REQUIRED ACTION = Gather from the listing below each line that includes the word "title", and copy it.
/---
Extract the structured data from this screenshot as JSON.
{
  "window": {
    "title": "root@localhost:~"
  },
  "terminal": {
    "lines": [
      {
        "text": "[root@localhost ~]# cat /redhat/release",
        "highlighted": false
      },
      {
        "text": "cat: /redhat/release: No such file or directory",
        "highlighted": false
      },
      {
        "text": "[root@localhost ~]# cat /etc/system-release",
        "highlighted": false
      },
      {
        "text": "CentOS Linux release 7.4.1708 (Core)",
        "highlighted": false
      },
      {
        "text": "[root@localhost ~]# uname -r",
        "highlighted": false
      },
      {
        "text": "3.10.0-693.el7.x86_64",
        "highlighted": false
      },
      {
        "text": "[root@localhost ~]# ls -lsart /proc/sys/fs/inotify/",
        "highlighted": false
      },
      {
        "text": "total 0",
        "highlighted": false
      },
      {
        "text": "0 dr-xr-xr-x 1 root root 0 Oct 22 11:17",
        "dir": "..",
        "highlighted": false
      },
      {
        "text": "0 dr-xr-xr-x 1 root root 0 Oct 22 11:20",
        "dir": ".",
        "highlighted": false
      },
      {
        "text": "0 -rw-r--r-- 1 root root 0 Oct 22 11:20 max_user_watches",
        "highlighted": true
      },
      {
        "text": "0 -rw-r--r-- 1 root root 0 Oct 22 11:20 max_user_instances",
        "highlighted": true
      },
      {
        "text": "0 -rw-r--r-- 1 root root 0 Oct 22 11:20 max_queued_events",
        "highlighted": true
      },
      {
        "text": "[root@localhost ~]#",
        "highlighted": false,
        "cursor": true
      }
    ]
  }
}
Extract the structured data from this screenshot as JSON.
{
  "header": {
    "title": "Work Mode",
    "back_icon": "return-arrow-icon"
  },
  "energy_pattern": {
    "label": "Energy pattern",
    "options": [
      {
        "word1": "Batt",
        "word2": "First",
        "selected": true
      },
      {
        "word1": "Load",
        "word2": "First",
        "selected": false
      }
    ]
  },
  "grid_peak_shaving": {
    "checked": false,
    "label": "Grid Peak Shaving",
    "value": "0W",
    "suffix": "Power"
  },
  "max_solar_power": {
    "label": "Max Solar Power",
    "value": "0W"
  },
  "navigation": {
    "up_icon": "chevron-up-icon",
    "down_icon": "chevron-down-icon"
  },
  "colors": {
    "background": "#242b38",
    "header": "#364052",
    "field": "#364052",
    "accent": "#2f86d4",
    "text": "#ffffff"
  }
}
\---
EXERCISE SOLUTION =
    "title": "root@localhost:~"
    "title": "Work Mode",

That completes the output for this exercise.